After speaking with our producers who have a keen interest in designing for the DS, we finally agreed on three key goals for our project. First, to understand the range of physical and cognitive abilities of preschoolers in the context of handheld system game play; second, to understand how preschool gamers interact with the DS, specifically how they control the different forms of play and game mechanics offered by the games presently on the market for this platform; third, to understand the expectation of preschooler’s parents concerning the handheld systems as well as the purchase and play contexts within which game play occurs. The team of research decided that in-home ethnographies with preschoolers and their families would yield comprehensive database with which to give our producers more information and insights, so we start by conducting 26 in-home ethnographies in three markets across the United States: an East coast urban/suburban area, a West coast urban/suburban area, and a Midwest suburban/rural area.
The subject is this study included 15 girls and 11 boys ranging from 3 years and 3 months old to 5 years and 11 months old. Also, because previous research had shown the effects of older siblings on game play (demonstrated, for example, by more advanced motor coordination when using a computer mouse), households were employed to have a combination of preschoolers with and without elder peers. In order to understand both “experienced” and “new” preschool users of the platform, we divided the sample so that 13 families owned at least one Nintendo DS and the others did not. For those households that did not own a DS, one was brought to the interview for the kid to play. This allowed us to see both the instinctive and intuitive movements of the new players (and of the more experienced players when playing new games), as well as the learned movements of the more experienced players. Each of those interviews took about 60 to 120 minutes and included the preschooler, at least one parent, and often siblings and another caregiver.
Three kinds of information were collected after each interview. From any older siblings and the parents that were available, we gathered data about: the buying decisions surrounding game systems in the household, the family’s typical game play patterns, levels of parental moderation with regard to computer gaming, and the most favorite games play by family members. We could also understand the ideology of gaming in these homes because of these in-home interviews: what types of spaces were used for game play, how the system were installed, where the handheld play occurred in the house (as well as on-the-go play), and the number and type of games and game systems owned. The most important is, we gathered the game-playing information for every single kid.
Before carrying out the interviews, the research team had closely discussed with the in-house game producers to create a list of game mechanics and problems tied to preschoolers’ motor and cognitive capabilities that were critical for them to understand prior to writing the games. These ranged from general dexterity issues related to game controllers to the effectiveness of in-game instructions to specific mechanics in current games that the producers were interested in implementing for future preschool titles. During the interviews, the moderator gave specific guidance to the preschooler through a series of games, so that he or she could observe the interaction and probe both the preschooler and his or her parents on feelings, attitudes, and frustrations that arose in the different circumstances.

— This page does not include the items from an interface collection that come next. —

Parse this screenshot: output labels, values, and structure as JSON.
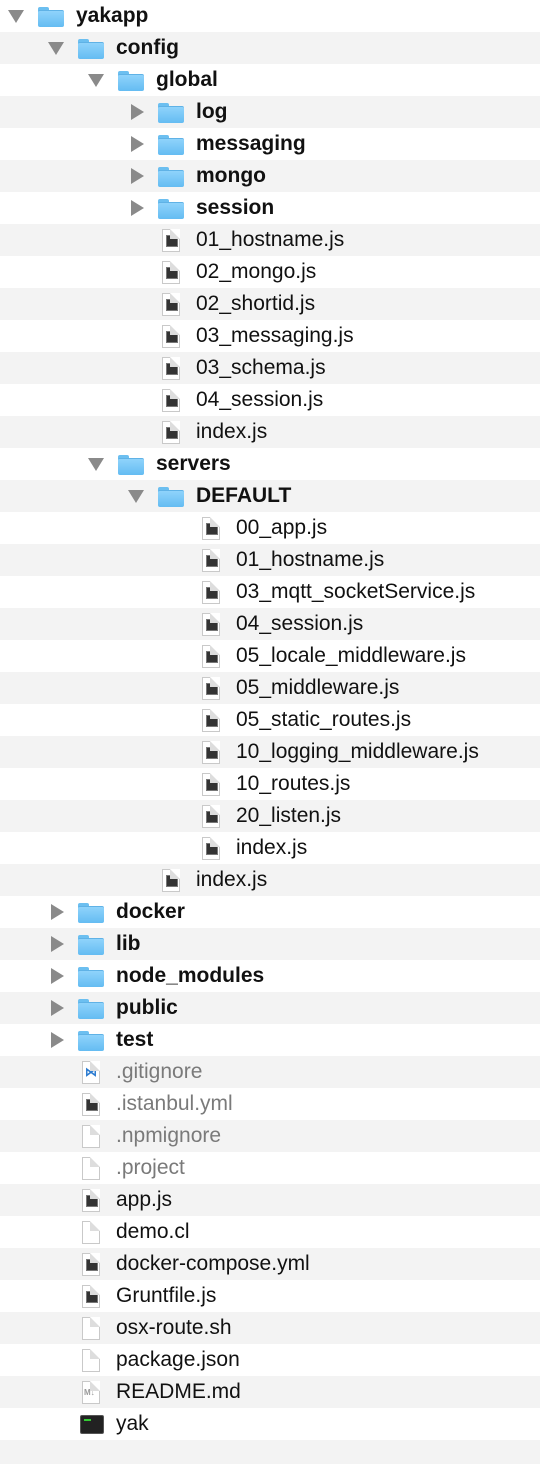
{
  "items": [
    {
      "name": "yakapp",
      "depth": 0,
      "type": "folder",
      "expanded": true
    },
    {
      "name": "config",
      "depth": 1,
      "type": "folder",
      "expanded": true
    },
    {
      "name": "global",
      "depth": 2,
      "type": "folder",
      "expanded": true
    },
    {
      "name": "log",
      "depth": 3,
      "type": "folder",
      "expanded": false
    },
    {
      "name": "messaging",
      "depth": 3,
      "type": "folder",
      "expanded": false
    },
    {
      "name": "mongo",
      "depth": 3,
      "type": "folder",
      "expanded": false
    },
    {
      "name": "session",
      "depth": 3,
      "type": "folder",
      "expanded": false
    },
    {
      "name": "01_hostname.js",
      "depth": 3,
      "type": "js"
    },
    {
      "name": "02_mongo.js",
      "depth": 3,
      "type": "js"
    },
    {
      "name": "02_shortid.js",
      "depth": 3,
      "type": "js"
    },
    {
      "name": "03_messaging.js",
      "depth": 3,
      "type": "js"
    },
    {
      "name": "03_schema.js",
      "depth": 3,
      "type": "js"
    },
    {
      "name": "04_session.js",
      "depth": 3,
      "type": "js"
    },
    {
      "name": "index.js",
      "depth": 3,
      "type": "js"
    },
    {
      "name": "servers",
      "depth": 2,
      "type": "folder",
      "expanded": true
    },
    {
      "name": "DEFAULT",
      "depth": 3,
      "type": "folder",
      "expanded": true
    },
    {
      "name": "00_app.js",
      "depth": 4,
      "type": "js"
    },
    {
      "name": "01_hostname.js",
      "depth": 4,
      "type": "js"
    },
    {
      "name": "03_mqtt_socketService.js",
      "depth": 4,
      "type": "js"
    },
    {
      "name": "04_session.js",
      "depth": 4,
      "type": "js"
    },
    {
      "name": "05_locale_middleware.js",
      "depth": 4,
      "type": "js"
    },
    {
      "name": "05_middleware.js",
      "depth": 4,
      "type": "js"
    },
    {
      "name": "05_static_routes.js",
      "depth": 4,
      "type": "js"
    },
    {
      "name": "10_logging_middleware.js",
      "depth": 4,
      "type": "js"
    },
    {
      "name": "10_routes.js",
      "depth": 4,
      "type": "js"
    },
    {
      "name": "20_listen.js",
      "depth": 4,
      "type": "js"
    },
    {
      "name": "index.js",
      "depth": 4,
      "type": "js"
    },
    {
      "name": "index.js",
      "depth": 3,
      "type": "js"
    },
    {
      "name": "docker",
      "depth": 1,
      "type": "folder",
      "expanded": false
    },
    {
      "name": "lib",
      "depth": 1,
      "type": "folder",
      "expanded": false
    },
    {
      "name": "node_modules",
      "depth": 1,
      "type": "folder",
      "expanded": false
    },
    {
      "name": "public",
      "depth": 1,
      "type": "folder",
      "expanded": false
    },
    {
      "name": "test",
      "depth": 1,
      "type": "folder",
      "expanded": false
    },
    {
      "name": ".gitignore",
      "depth": 1,
      "type": "vscode",
      "hidden": true
    },
    {
      "name": ".istanbul.yml",
      "depth": 1,
      "type": "js",
      "hidden": true
    },
    {
      "name": ".npmignore",
      "depth": 1,
      "type": "blank",
      "hidden": true
    },
    {
      "name": ".project",
      "depth": 1,
      "type": "blank",
      "hidden": true
    },
    {
      "name": "app.js",
      "depth": 1,
      "type": "js"
    },
    {
      "name": "demo.cl",
      "depth": 1,
      "type": "blank"
    },
    {
      "name": "docker-compose.yml",
      "depth": 1,
      "type": "js"
    },
    {
      "name": "Gruntfile.js",
      "depth": 1,
      "type": "js"
    },
    {
      "name": "osx-route.sh",
      "depth": 1,
      "type": "blank"
    },
    {
      "name": "package.json",
      "depth": 1,
      "type": "blank"
    },
    {
      "name": "README.md",
      "depth": 1,
      "type": "markdown"
    },
    {
      "name": "yak",
      "depth": 1,
      "type": "terminal"
    }
  ]
}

If the subject in the experiment had previous exposure to the DS system, he or she was first asked to play his or her favorite game on the machine. This gave the researchers information about current level of gaming skill related to the complexity of the chosen one, allowing them to see the child playing a game with mechanics he or she was already familiar with. Across the 26 preschoolers, the Nintendo DS selections scope were very broad, including New Super Mario Bros, Sonic Rush, Nintendogs, and Tony Hawk’s Proving Ground. The interview observed the child play, noting preferences for game mechanic and motor interactions with device as well as the complexity level each game mechanic was for the tested subject. The researchers asked all of the preschoolers to play with a specific game in consultation with our producers, The Little Mermaid: Ariel’s Undersea Adventure. The game was chosen for two major reasons. First, it was one of the few games on the market with characters that appeal to this young age group. Second, it incorporated a large variety of mechanics that highlighted the uniqueness of the DS platform, including using the microphone for blowing or singing.
The findings from this initial experiment were extensive. After reviewing the outcomes and discussing the implications for the game design with our internal game production team, we then outlined the designing needs and presented the findings to a firm specializing in game design. We worked closely with those experts to set the game design for the two preschool-targeted DS games under development on what we had gathered.

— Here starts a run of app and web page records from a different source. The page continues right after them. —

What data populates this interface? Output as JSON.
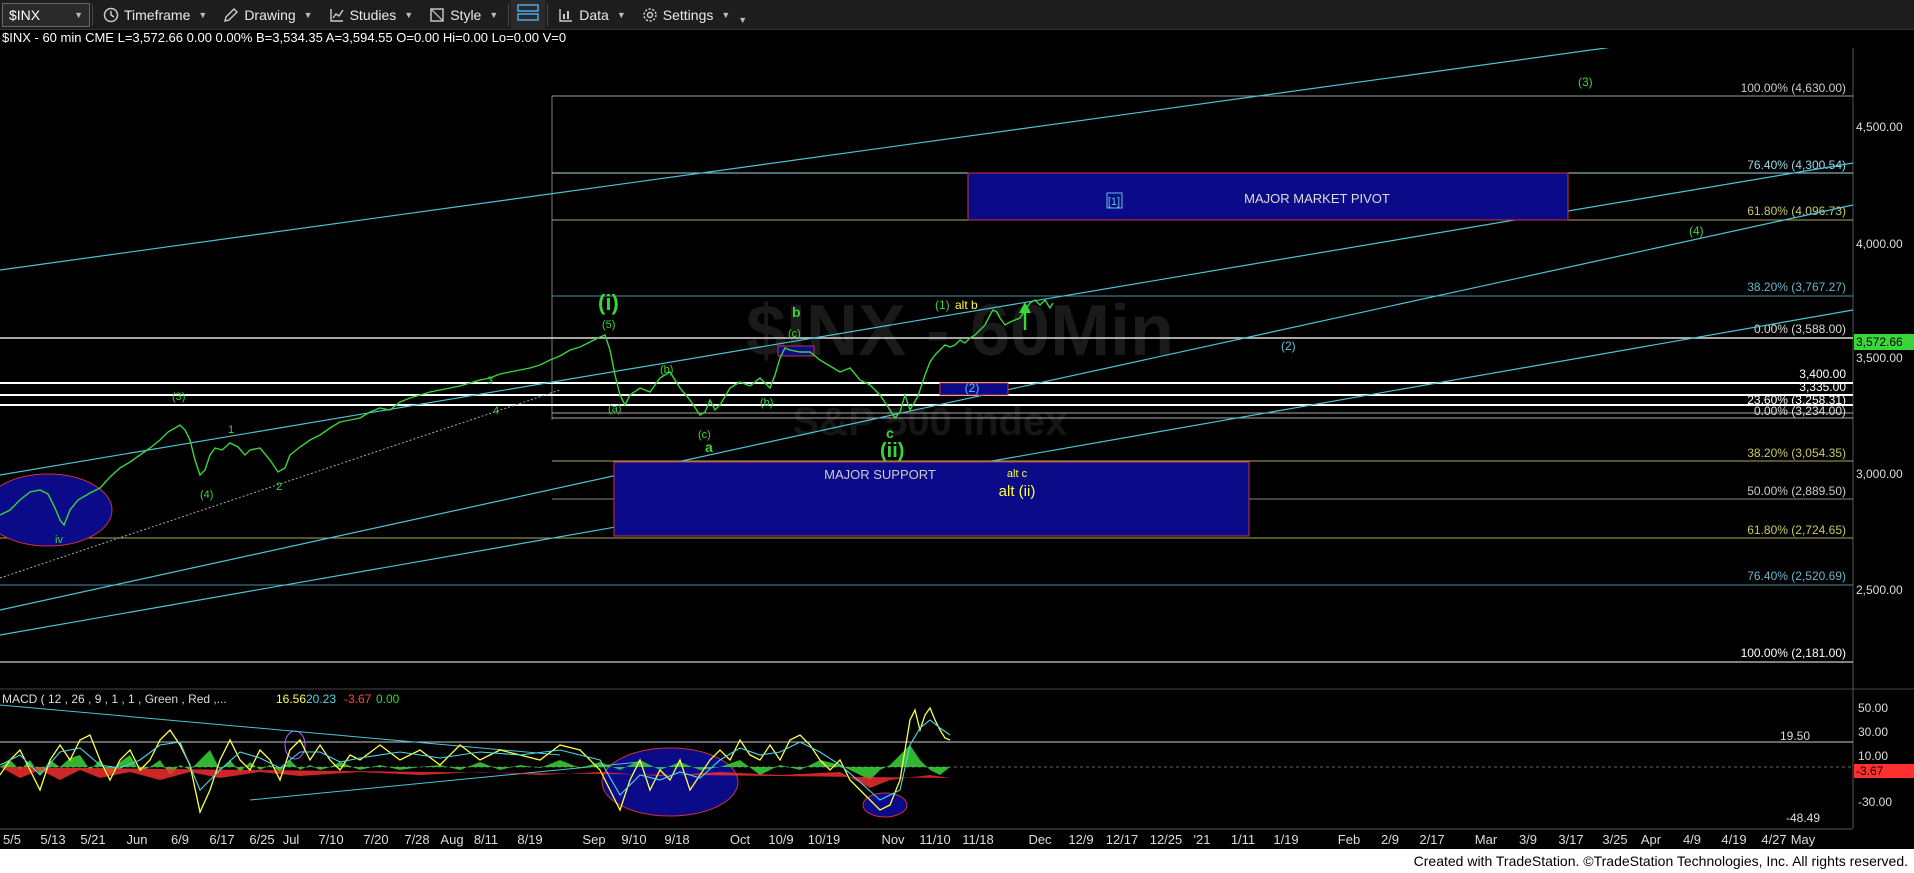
{
  "toolbar": {
    "symbol": "$INX",
    "timeframe": "Timeframe",
    "drawing": "Drawing",
    "studies": "Studies",
    "style": "Style",
    "data": "Data",
    "settings": "Settings"
  },
  "infobar": {
    "text": "$INX - 60 min  CME   L=3,572.66  0.00  0.00%  B=3,534.35  A=3,594.55  O=0.00  Hi=0.00  Lo=0.00  V=0"
  },
  "watermark": {
    "line1": "$INX - 60Min",
    "line2": "S&P 500 Index"
  },
  "price_axis": {
    "labels": [
      "4,500.00",
      "4,000.00",
      "3,500.00",
      "3,000.00",
      "2,500.00"
    ],
    "last_price": "3,572.66"
  },
  "fib_labels": [
    {
      "text": "100.00% (4,630.00)",
      "color": "#cccccc"
    },
    {
      "text": "76.40% (4,300.54)",
      "color": "#9fd7e6"
    },
    {
      "text": "61.80% (4,096.73)",
      "color": "#c8c86a"
    },
    {
      "text": "38.20% (3,767.27)",
      "color": "#6fb3c8"
    },
    {
      "text": "0.00% (3,588.00)",
      "color": "#dddddd"
    },
    {
      "text": "3,400.00",
      "color": "#ffffff"
    },
    {
      "text": "3,335.00",
      "color": "#ffffff"
    },
    {
      "text": "23.60% (3,258.31)",
      "color": "#ffffff"
    },
    {
      "text": "0.00% (3,234.00)",
      "color": "#dddddd"
    },
    {
      "text": "38.20% (3,054.35)",
      "color": "#c8c86a"
    },
    {
      "text": "50.00% (2,889.50)",
      "color": "#cccccc"
    },
    {
      "text": "61.80% (2,724.65)",
      "color": "#c8c86a"
    },
    {
      "text": "76.40% (2,520.69)",
      "color": "#6fb3c8"
    },
    {
      "text": "100.00% (2,181.00)",
      "color": "#ffffff"
    }
  ],
  "zones": {
    "pivot": "MAJOR MARKET PIVOT",
    "pivot_tag": "[1]",
    "support": "MAJOR SUPPORT",
    "alt_c": "alt c",
    "alt_ii": "alt (ii)"
  },
  "wave_labels": {
    "w3": "(3)",
    "w4": "(4)",
    "w2cyan": "(2)",
    "wi": "(i)",
    "w5": "(5)",
    "wb": "b",
    "wc": "(c)",
    "w1": "(1)",
    "altb": "alt b",
    "w2box": "(2)",
    "wa": "(a)",
    "wb2": "(b)",
    "wc2": "(c)",
    "wa2": "a",
    "wb3": "(b)",
    "wc3": "c",
    "wii": "(ii)",
    "w3left": "(3)",
    "w1left": "1",
    "w4left": "(4)",
    "w2left": "2",
    "w3small": "3",
    "w4small": "4",
    "wiv": "iv"
  },
  "macd": {
    "title": "MACD ( 12 , 26 , 9 , 1 , 1 , Green , Red ,...",
    "v1": "16.56",
    "v2": "20.23",
    "v3": "-3.67",
    "v4": "0.00",
    "axis": [
      "50.00",
      "30.00",
      "19.50",
      "10.00",
      "-3.67",
      "-30.00",
      "-48.49"
    ]
  },
  "date_axis": [
    "5/5",
    "5/13",
    "5/21",
    "Jun",
    "6/9",
    "6/17",
    "6/25",
    "Jul",
    "7/10",
    "7/20",
    "7/28",
    "Aug",
    "8/11",
    "8/19",
    "Sep",
    "9/10",
    "9/18",
    "Oct",
    "10/9",
    "10/19",
    "Nov",
    "11/10",
    "11/18",
    "Dec",
    "12/9",
    "12/17",
    "12/25",
    "'21",
    "1/11",
    "1/19",
    "Feb",
    "2/9",
    "2/17",
    "Mar",
    "3/9",
    "3/17",
    "3/25",
    "Apr",
    "4/9",
    "4/19",
    "4/27",
    "May"
  ],
  "footer": "Created with TradeStation. ©TradeStation Technologies, Inc. All rights reserved."
}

As the two DS games went into the development process, a formative research course of action was set up. Whenever we developed new game mechanics, we brought preschoolers into our in-house utility lab to test the mechanics and to evaluate both their simplicity, and whether they were engaging. We tested either alpha or beta versions of different elements of the game, in addition to looking at overarching game structure. Once a full version of the DS game was ready, we went back into the field test with a dozen preschoolers and their parents to make sure that each of the game elements worked for the children, and that the overall objective of the game was understandable and the process was enjoyable for players. We also collected parent’s feedback on whether they thought the game is appropriate, engaging, and worth the purchase.